David Markson's Library Stranded, Writers Boycott Arizona, and More


Every day Poets & Writers Magazine scans the headlines—from publishing reports to academic announcements to literary dispatches—for all the news that creative writers need to know. Here are today's stories:

The Asian American Writers Workshop is organizing a writers boycott of the state of Arizona "until it revokes anti-immigration law SB 1070." So far more than one hundred prominent writers have signed the boycott letter, which is posted at Wordstrike

Andrew Wylie told the Financial Times this week that his newly founded publishing company, Odyssey, will grow if an "accord" can't be reached with publishers regarding e-book rights. "It will not publish twenty books, it will publish two thousand and have outside investors and make itself available to other agents." (New York Observer)

The vast library belonging to the experimental novelist David Markson, who died in New York City in June, ended up in the used book collection at the Strand Bookstore in Manhattan. A London Review of Books blogger discovered some of the Markson books at the Strand and is now spearheading a campaign on Facebook to reunited the collection, some of which was sold "on outdoor carts for a dollar." (Los Angeles Times)

Bruce Butterfield, the former president of Simon & Schuster and current president of The Wittfield Group, has joined the board of directors of FastPencil, which provides self-publishing and book promotion services to authors. 

A Moscow poet was convicted on Wednesday of turning a youth poetry commune "into an illegal militant group and abusing several of its members." (Moscow Times)

The author Anne Rice, who converted to Christianity twelve years ago and has published Christian-themed books in recent years, announced on Wednesday via her Facebook page that she has "quit being a Christian" because of the religion's attitude toward birth control, homosexuality, and science. (Guardian)

Starting in September, Barnes & Noble will begin an "aggressive promotion" of the Nook by building "thousand-square-foot boutiques" to showcase the device in all of its stores. (New York Times

An online bookstore based in Minnesota will open its first bricks-and-mortar store in Zimmerman, Minnesota, this fall. (Star News

A new poll of twenty-thousand consumers has revealed the intriguing statistic that "iPad owners are six times more likely to be ‘wealthy, well-educated, power-hungry, over-achieving, sophisticated, unkind and non-altruistic 30- to 50-year-olds’." (Mail)

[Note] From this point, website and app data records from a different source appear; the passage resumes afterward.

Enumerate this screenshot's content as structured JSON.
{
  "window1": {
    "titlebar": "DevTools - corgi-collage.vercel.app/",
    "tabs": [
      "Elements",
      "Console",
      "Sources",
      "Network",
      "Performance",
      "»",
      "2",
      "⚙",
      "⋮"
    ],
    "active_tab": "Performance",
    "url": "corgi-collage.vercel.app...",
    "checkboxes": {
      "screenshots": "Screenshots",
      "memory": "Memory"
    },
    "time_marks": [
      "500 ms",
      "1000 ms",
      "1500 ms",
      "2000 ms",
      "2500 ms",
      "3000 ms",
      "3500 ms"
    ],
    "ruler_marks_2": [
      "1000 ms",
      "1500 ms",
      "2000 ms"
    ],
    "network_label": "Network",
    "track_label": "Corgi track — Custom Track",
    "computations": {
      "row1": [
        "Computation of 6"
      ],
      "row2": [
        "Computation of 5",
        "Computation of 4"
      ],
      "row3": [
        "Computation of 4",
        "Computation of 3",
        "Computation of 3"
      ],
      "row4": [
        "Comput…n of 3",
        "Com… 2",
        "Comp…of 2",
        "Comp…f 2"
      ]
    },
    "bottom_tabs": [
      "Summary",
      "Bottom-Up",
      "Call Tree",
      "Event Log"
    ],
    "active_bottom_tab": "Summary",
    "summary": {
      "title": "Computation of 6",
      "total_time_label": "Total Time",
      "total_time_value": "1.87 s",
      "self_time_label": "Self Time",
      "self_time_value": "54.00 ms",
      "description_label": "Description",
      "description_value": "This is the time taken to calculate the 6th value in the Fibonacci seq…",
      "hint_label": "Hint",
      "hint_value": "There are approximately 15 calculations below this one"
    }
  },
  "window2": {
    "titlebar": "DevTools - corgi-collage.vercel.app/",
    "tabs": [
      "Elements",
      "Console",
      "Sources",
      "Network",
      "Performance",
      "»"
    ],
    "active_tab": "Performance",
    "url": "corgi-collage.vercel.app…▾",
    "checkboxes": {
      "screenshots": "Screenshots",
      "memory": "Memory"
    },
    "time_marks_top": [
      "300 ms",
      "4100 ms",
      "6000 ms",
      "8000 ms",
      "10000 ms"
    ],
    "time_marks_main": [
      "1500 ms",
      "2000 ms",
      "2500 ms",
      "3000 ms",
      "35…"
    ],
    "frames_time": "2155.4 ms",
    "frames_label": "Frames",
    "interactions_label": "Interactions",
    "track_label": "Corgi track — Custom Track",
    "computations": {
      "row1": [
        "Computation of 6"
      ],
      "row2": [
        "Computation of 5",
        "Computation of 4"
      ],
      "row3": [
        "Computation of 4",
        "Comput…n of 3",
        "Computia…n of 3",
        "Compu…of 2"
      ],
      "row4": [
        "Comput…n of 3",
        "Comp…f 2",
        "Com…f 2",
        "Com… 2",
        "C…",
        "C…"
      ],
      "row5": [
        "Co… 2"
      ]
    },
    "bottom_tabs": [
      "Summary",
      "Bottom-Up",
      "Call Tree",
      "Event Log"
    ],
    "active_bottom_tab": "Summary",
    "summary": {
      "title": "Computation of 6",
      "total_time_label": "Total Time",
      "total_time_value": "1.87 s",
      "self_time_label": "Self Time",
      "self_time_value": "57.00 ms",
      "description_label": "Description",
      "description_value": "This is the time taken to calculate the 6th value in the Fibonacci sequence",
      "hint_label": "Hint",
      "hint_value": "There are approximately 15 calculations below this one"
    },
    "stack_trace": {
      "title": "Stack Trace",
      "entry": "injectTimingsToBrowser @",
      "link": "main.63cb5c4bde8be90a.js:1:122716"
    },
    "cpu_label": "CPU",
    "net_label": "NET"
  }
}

What are the "fifteen biggest bestsellers ever after the Bible"? Huffington Post has the answers—in a slideshow, of course.

Try not to be completely mesmerized by Book Depository Live, which tracks the live purchase of books by Book Depository customers worldwide. (Guardian)